Since 1976, it’s what we do best – taste the Clearwater lobster difference!
100% natural and wild-caught, Clearwater Premium Hardshell Fresh™ Lobster are MSC-certified from the pristine waters of Canada’s North Atlantic. Harvested when energy levels are highest, meat content is at a maximum and shells are hardest, Clearwater lobster yields up to 50% more meat compared to soft shell lobster. By harvesting Clearwater Premium Hardshell Fresh™ Lobster at ideal times, the superb quality is immediately evident in the hardshell crammed with full-meat and flavour. Typically, a 1.25 lb to 1.5 lb plus lobster in the shell serves one person.
To view a list of Frequently Asked Lobster Questions, click here.
* Per 100g serving
Ideally a meat thermometer should be inserted into the centre of the thickest portion of the lobster’s body by piercing the thermometer tip through the membrane on the back between the body and tail of the lobster. A properly cooked lobster should reach 82°C (180°F).
Traditional Boiled Cooking Method
Pour at least 1/2 gallon (2 liters) of water per pound of lobster in a large pot. Mix in 1/2 cup of sea salt per gallon (2 tbsp of sea salt per liter) of water and bring to a rolling boil.

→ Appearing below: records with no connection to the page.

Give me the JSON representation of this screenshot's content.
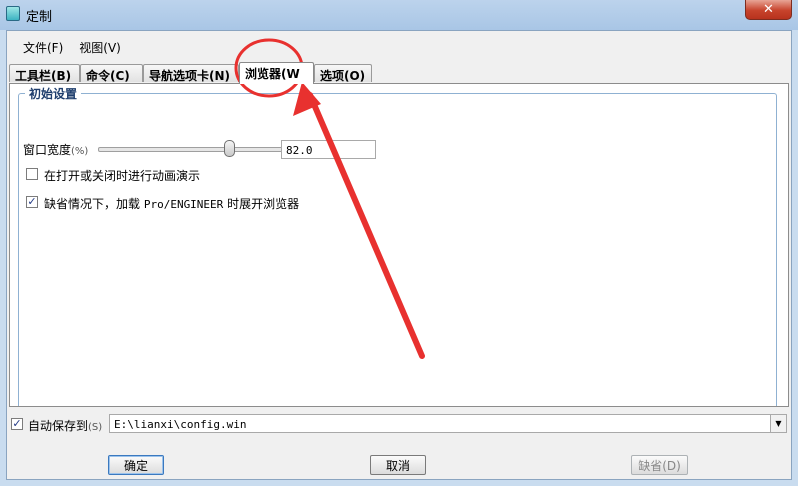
{
  "window": {
    "title": "定制",
    "close_glyph": "✕"
  },
  "menu": {
    "file": "文件(F)",
    "view": "视图(V)"
  },
  "tabs": [
    {
      "label": "工具栏(B)"
    },
    {
      "label": "命令(C)"
    },
    {
      "label": "导航选项卡(N)"
    },
    {
      "label": "浏览器(W"
    },
    {
      "label": "选项(O)"
    }
  ],
  "active_tab_index": 3,
  "group": {
    "title": "初始设置",
    "width_label": "窗口宽度",
    "width_unit": "(%)",
    "width_value": "82.0",
    "slider_fraction": 0.72,
    "animate_label": "在打开或关闭时进行动画演示",
    "animate_checked": false,
    "expand_label_prefix": "缺省情况下，加载 ",
    "expand_label_product": "Pro/ENGINEER",
    "expand_label_suffix": " 时展开浏览器",
    "expand_checked": true
  },
  "autosave": {
    "label": "自动保存到",
    "shortcut": "(S)",
    "checked": true,
    "path": "E:\\lianxi\\config.win"
  },
  "buttons": {
    "ok": "确定",
    "cancel": "取消",
    "default": "缺省(D)"
  },
  "icons": {
    "check": "✓",
    "dropdown": "▼"
  },
  "colors": {
    "annotation": "#e8312f",
    "accent": "#3b79bf"
  }
}
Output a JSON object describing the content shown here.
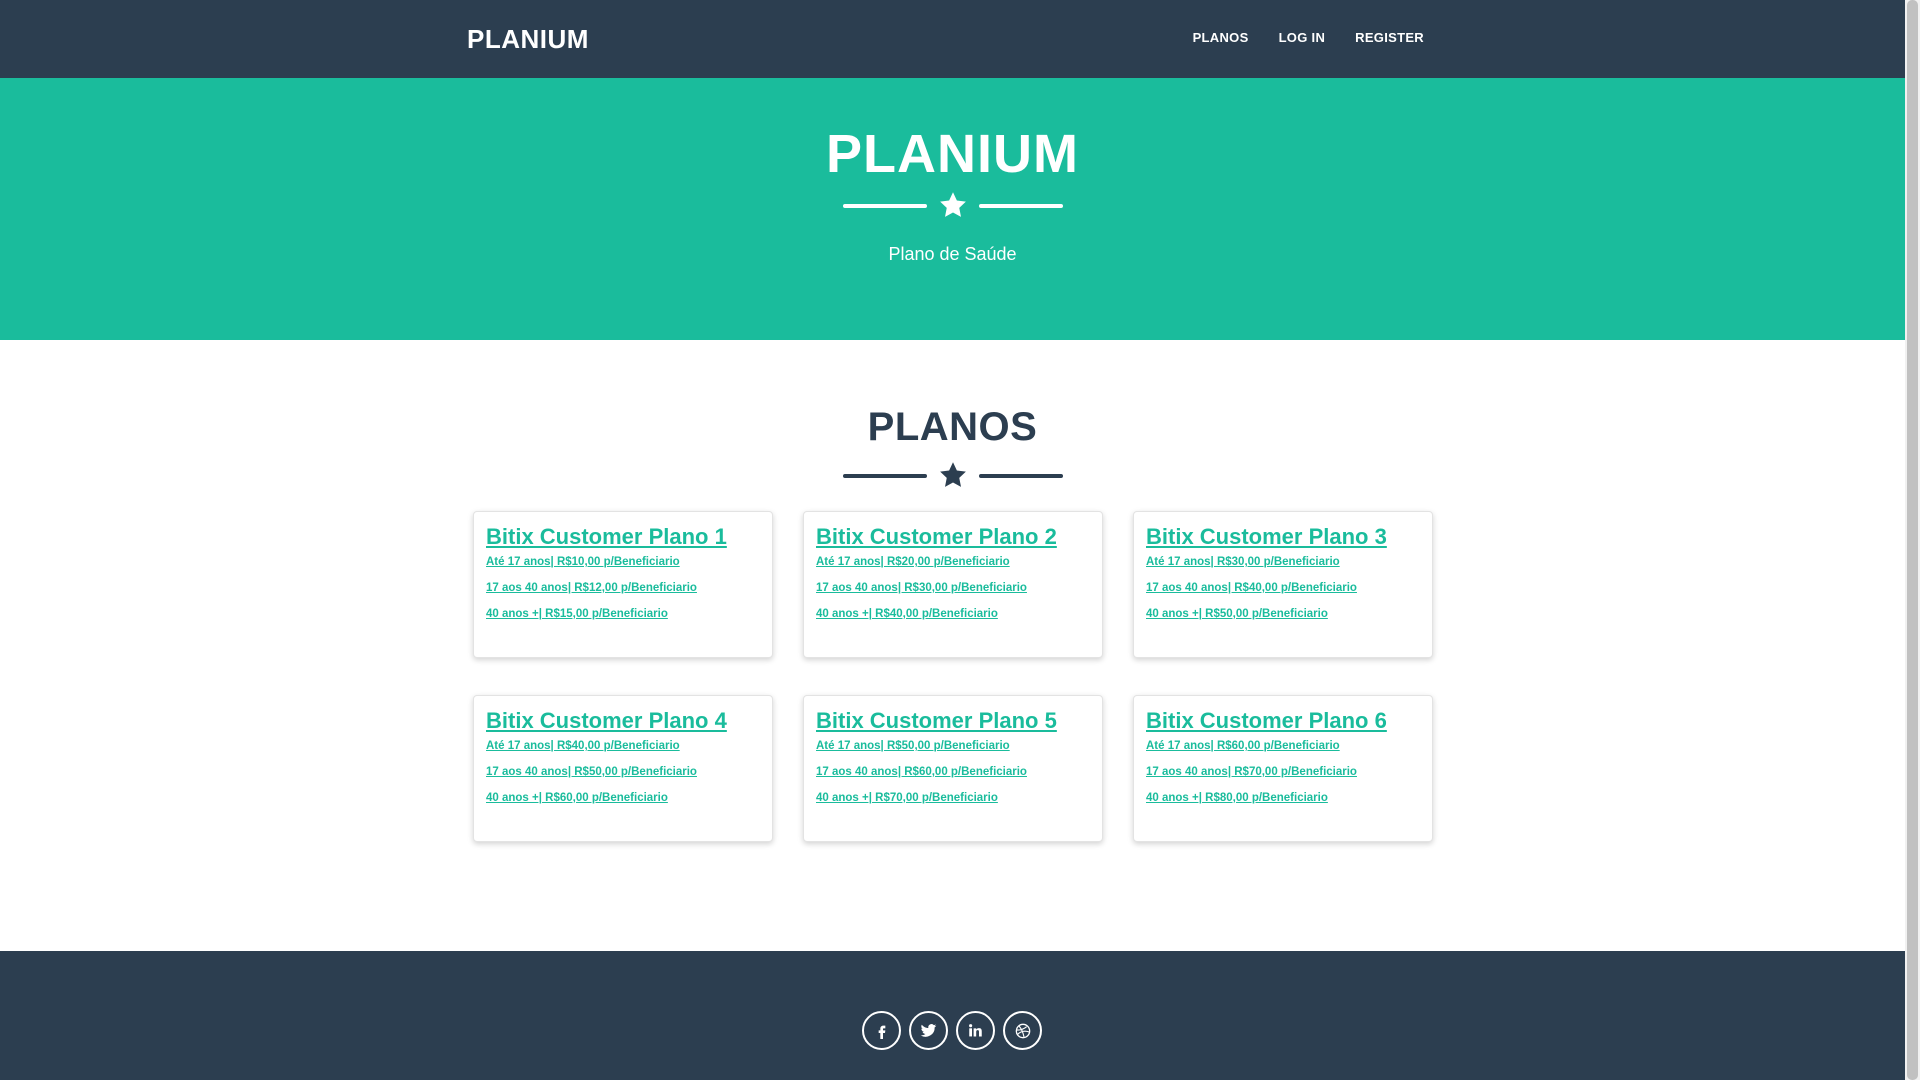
{
  "navbar": {
    "brand": "PLANIUM",
    "links": [
      "PLANOS",
      "LOG IN",
      "REGISTER"
    ]
  },
  "masthead": {
    "title": "PLANIUM",
    "subtitle": "Plano de Saúde"
  },
  "plans": {
    "title": "PLANOS",
    "cards": [
      {
        "title": "Bitix Customer Plano 1",
        "prices": [
          "Até 17 anos| R$10,00 p/Beneficiario",
          "17 aos 40 anos| R$12,00 p/Beneficiario",
          "40 anos +| R$15,00 p/Beneficiario"
        ]
      },
      {
        "title": "Bitix Customer Plano 2",
        "prices": [
          "Até 17 anos| R$20,00 p/Beneficiario",
          "17 aos 40 anos| R$30,00 p/Beneficiario",
          "40 anos +| R$40,00 p/Beneficiario"
        ]
      },
      {
        "title": "Bitix Customer Plano 3",
        "prices": [
          "Até 17 anos| R$30,00 p/Beneficiario",
          "17 aos 40 anos| R$40,00 p/Beneficiario",
          "40 anos +| R$50,00 p/Beneficiario"
        ]
      },
      {
        "title": "Bitix Customer Plano 4",
        "prices": [
          "Até 17 anos| R$40,00 p/Beneficiario",
          "17 aos 40 anos| R$50,00 p/Beneficiario",
          "40 anos +| R$60,00 p/Beneficiario"
        ]
      },
      {
        "title": "Bitix Customer Plano 5",
        "prices": [
          "Até 17 anos| R$50,00 p/Beneficiario",
          "17 aos 40 anos| R$60,00 p/Beneficiario",
          "40 anos +| R$70,00 p/Beneficiario"
        ]
      },
      {
        "title": "Bitix Customer Plano 6",
        "prices": [
          "Até 17 anos| R$60,00 p/Beneficiario",
          "17 aos 40 anos| R$70,00 p/Beneficiario",
          "40 anos +| R$80,00 p/Beneficiario"
        ]
      }
    ]
  },
  "footer": {
    "social_icons": [
      "facebook-icon",
      "twitter-icon",
      "linkedin-icon",
      "dribbble-icon"
    ]
  },
  "colors": {
    "navy": "#2c3e50",
    "teal": "#1abc9c",
    "white": "#ffffff"
  }
}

Carefully drop the lobsters headfirst into the rapidly boiling water, one at a time. Return the water to a boil and start timing. To avoid overcooking, only similarly-sized lobsters should be cooked together. If there are various sizes in the pot, base the cooking time on the largest lobster to ensure that it is cooked.
Steamed Cooking Method
Pour 2 inches (5 cm) of water in a large, heavy bottom pot. Place on high heat until it reaches a boil. Carefully drop the lobsters headfirst into the boiling water, one at a time. Cover the pot and start timing. Check the water after five minutes to ensure there is enough in the pot so it does not burn dry. Take care when removing the lid as there will be a lot of hot steam inside. Remember to open the lid away from you.
Broiled Cooking Method
Split a pre-cooked lobster in half lengthwise and crack the claws. Remove and discard the vein running down the tail and the small sac located behind the eyes. Brush the lobster with melted butter or basting sauce to keep the meat moist and tender. Place on a broiler pan and broil, shell side down for three to four minutes, or just until the lobster is heated through. Be careful not to overcook.
Grilled Cooking Method
Split a cooked lobster in half lengthwise. Crack the claws. Remove and discard the vein running down the tail and the small sac located behind the eyes. Brush the lobster with melted butter or basting sauce to keep the meat moist and tender. Place directly on the grill, shell side down, for 2-3 minutes, or just until the lobster is heated through. Be careful not to overcook.
To re-heat cooked lobster, simply steam in 1” of boiling water, in a heavy bottom, covered pot for 3 minutes for a 1.25 pound lobster (increase time by 30 seconds per pound over 1.25 pounds). To re-heat by boiling, place lobsters into boiling water for 3 minutes for a 1.25 pound lobster (increase time by 30 seconds per pound over 1.25 pounds).
How do you know if your lobster is undercooked?
If your lobster is undercooked the meat may appear opaque (not white) and a thick translucent liquid may be found inside. If it is a female, there may be a black, oily gel inside the body and tail. This is undercooked roe (eggs). Externally, the shell may not yet be entirely red.
What to do if your lobster is undercooked?
An undercooked lobster should be returned to the boiling pot or steamer to cook until it reaches an internal body temperature of 82°C (180°F). Cooking times may vary by size of lobster, with larger lobsters subject to longer cooking times. When fully cooked, the meat will appear white and the shell will be red. If it is a female, the roe (eggs) will also be bright red in colour.